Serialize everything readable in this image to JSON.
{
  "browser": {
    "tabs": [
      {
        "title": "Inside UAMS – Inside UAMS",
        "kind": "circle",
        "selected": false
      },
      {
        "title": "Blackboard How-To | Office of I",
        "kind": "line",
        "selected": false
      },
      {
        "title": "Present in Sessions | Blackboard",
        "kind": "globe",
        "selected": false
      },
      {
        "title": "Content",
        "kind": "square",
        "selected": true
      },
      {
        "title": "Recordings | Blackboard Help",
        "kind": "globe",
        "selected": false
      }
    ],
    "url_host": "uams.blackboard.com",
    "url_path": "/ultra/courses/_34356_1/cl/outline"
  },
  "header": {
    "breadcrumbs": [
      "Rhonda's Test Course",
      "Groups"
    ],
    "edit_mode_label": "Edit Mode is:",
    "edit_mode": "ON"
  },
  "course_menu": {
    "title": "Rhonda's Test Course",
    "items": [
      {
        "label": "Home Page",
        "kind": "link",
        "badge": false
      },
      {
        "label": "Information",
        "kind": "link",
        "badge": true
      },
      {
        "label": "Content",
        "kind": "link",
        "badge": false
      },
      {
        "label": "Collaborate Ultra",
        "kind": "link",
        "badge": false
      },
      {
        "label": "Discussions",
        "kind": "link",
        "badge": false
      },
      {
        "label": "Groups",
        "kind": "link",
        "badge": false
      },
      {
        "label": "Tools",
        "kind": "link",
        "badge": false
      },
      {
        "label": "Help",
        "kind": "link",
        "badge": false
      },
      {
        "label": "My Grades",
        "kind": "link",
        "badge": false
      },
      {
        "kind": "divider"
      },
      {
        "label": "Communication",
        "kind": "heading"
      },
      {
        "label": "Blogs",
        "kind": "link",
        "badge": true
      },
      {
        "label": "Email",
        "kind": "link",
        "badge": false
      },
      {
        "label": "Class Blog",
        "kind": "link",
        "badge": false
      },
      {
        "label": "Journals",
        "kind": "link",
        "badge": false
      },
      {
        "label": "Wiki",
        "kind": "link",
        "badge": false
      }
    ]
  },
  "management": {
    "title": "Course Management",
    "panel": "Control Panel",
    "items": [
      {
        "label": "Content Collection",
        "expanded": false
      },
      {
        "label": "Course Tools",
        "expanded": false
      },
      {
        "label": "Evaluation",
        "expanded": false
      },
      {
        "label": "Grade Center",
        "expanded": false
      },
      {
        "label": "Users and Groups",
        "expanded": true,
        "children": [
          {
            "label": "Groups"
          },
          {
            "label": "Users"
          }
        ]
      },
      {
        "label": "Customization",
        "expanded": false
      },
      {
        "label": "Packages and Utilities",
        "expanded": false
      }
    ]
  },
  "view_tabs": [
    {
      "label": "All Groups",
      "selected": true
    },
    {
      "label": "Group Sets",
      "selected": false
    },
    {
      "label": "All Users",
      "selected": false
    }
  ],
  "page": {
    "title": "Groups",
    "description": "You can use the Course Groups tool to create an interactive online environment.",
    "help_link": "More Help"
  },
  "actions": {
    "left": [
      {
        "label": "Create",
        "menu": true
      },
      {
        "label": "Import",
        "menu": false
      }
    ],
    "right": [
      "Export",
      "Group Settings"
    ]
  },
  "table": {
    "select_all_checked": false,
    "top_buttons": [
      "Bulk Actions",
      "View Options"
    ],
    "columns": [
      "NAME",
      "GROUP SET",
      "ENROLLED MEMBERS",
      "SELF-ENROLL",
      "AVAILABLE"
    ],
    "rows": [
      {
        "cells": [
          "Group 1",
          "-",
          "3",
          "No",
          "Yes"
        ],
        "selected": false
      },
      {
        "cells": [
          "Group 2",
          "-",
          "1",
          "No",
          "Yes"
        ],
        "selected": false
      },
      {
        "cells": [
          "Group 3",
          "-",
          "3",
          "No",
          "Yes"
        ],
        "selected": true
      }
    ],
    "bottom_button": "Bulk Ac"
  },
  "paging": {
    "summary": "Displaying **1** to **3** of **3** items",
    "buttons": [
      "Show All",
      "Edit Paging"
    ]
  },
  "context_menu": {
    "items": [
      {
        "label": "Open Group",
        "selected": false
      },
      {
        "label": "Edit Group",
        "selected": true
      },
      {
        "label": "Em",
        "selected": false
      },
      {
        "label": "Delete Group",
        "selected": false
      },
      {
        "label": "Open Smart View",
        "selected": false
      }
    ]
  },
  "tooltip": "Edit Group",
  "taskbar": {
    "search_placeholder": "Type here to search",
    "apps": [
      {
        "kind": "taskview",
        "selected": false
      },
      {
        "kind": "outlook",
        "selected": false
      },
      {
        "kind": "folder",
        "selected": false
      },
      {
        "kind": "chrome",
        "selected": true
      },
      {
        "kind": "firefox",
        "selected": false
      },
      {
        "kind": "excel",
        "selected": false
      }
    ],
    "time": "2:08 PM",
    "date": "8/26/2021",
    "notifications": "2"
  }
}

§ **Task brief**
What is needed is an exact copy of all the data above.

§ **Reply**
Serialize everything readable in this image to JSON.
{
  "browser": {
    "tabs": [
      {
        "title": "Inside UAMS – Inside UAMS",
        "kind": "circle",
        "selected": false
      },
      {
        "title": "Blackboard How-To | Office of I",
        "kind": "line",
        "selected": false
      },
      {
        "title": "Present in Sessions | Blackboard",
        "kind": "globe",
        "selected": false
      },
      {
        "title": "Content",
        "kind": "square",
        "selected": true
      },
      {
        "title": "Recordings | Blackboard Help",
        "kind": "globe",
        "selected": false
      }
    ],
    "url_host": "uams.blackboard.com",
    "url_path": "/ultra/courses/_34356_1/cl/outline"
  },
  "header": {
    "breadcrumbs": [
      "Rhonda's Test Course",
      "Groups"
    ],
    "edit_mode_label": "Edit Mode is:",
    "edit_mode": "ON"
  },
  "course_menu": {
    "title": "Rhonda's Test Course",
    "items": [
      {
        "label": "Home Page",
        "kind": "link",
        "badge": false
      },
      {
        "label": "Information",
        "kind": "link",
        "badge": true
      },
      {
        "label": "Content",
        "kind": "link",
        "badge": false
      },
      {
        "label": "Collaborate Ultra",
        "kind": "link",
        "badge": false
      },
      {
        "label": "Discussions",
        "kind": "link",
        "badge": false
      },
      {
        "label": "Groups",
        "kind": "link",
        "badge": false
      },
      {
        "label": "Tools",
        "kind": "link",
        "badge": false
      },
      {
        "label": "Help",
        "kind": "link",
        "badge": false
      },
      {
        "label": "My Grades",
        "kind": "link",
        "badge": false
      },
      {
        "kind": "divider"
      },
      {
        "label": "Communication",
        "kind": "heading"
      },
      {
        "label": "Blogs",
        "kind": "link",
        "badge": true
      },
      {
        "label": "Email",
        "kind": "link",
        "badge": false
      },
      {
        "label": "Class Blog",
        "kind": "link",
        "badge": false
      },
      {
        "label": "Journals",
        "kind": "link",
        "badge": false
      },
      {
        "label": "Wiki",
        "kind": "link",
        "badge": false
      }
    ]
  },
  "management": {
    "title": "Course Management",
    "panel": "Control Panel",
    "items": [
      {
        "label": "Content Collection",
        "expanded": false
      },
      {
        "label": "Course Tools",
        "expanded": false
      },
      {
        "label": "Evaluation",
        "expanded": false
      },
      {
        "label": "Grade Center",
        "expanded": false
      },
      {
        "label": "Users and Groups",
        "expanded": true,
        "children": [
          {
            "label": "Groups"
          },
          {
            "label": "Users"
          }
        ]
      },
      {
        "label": "Customization",
        "expanded": false
      },
      {
        "label": "Packages and Utilities",
        "expanded": false
      }
    ]
  },
  "view_tabs": [
    {
      "label": "All Groups",
      "selected": true
    },
    {
      "label": "Group Sets",
      "selected": false
    },
    {
      "label": "All Users",
      "selected": false
    }
  ],
  "page": {
    "title": "Groups",
    "description": "You can use the Course Groups tool to create an interactive online environment.",
    "help_link": "More Help"
  },
  "actions": {
    "left": [
      {
        "label": "Create",
        "menu": true
      },
      {
        "label": "Import",
        "menu": false
      }
    ],
    "right": [
      "Export",
      "Group Settings"
    ]
  },
  "table": {
    "select_all_checked": false,
    "top_buttons": [
      "Bulk Actions",
      "View Options"
    ],
    "columns": [
      "NAME",
      "GROUP SET",
      "ENROLLED MEMBERS",
      "SELF-ENROLL",
      "AVAILABLE"
    ],
    "rows": [
      {
        "cells": [
          "Group 1",
          "-",
          "3",
          "No",
          "Yes"
        ],
        "selected": false
      },
      {
        "cells": [
          "Group 2",
          "-",
          "1",
          "No",
          "Yes"
        ],
        "selected": false
      },
      {
        "cells": [
          "Group 3",
          "-",
          "3",
          "No",
          "Yes"
        ],
        "selected": true
      }
    ],
    "bottom_button": "Bulk Ac"
  },
  "paging": {
    "summary": "Displaying **1** to **3** of **3** items",
    "buttons": [
      "Show All",
      "Edit Paging"
    ]
  },
  "context_menu": {
    "items": [
      {
        "label": "Open Group",
        "selected": false
      },
      {
        "label": "Edit Group",
        "selected": true
      },
      {
        "label": "Em",
        "selected": false
      },
      {
        "label": "Delete Group",
        "selected": false
      },
      {
        "label": "Open Smart View",
        "selected": false
      }
    ]
  },
  "tooltip": "Edit Group",
  "taskbar": {
    "search_placeholder": "Type here to search",
    "apps": [
      {
        "kind": "taskview",
        "selected": false
      },
      {
        "kind": "outlook",
        "selected": false
      },
      {
        "kind": "folder",
        "selected": false
      },
      {
        "kind": "chrome",
        "selected": true
      },
      {
        "kind": "firefox",
        "selected": false
      },
      {
        "kind": "excel",
        "selected": false
      }
    ],
    "time": "2:08 PM",
    "date": "8/26/2021",
    "notifications": "2"
  }
}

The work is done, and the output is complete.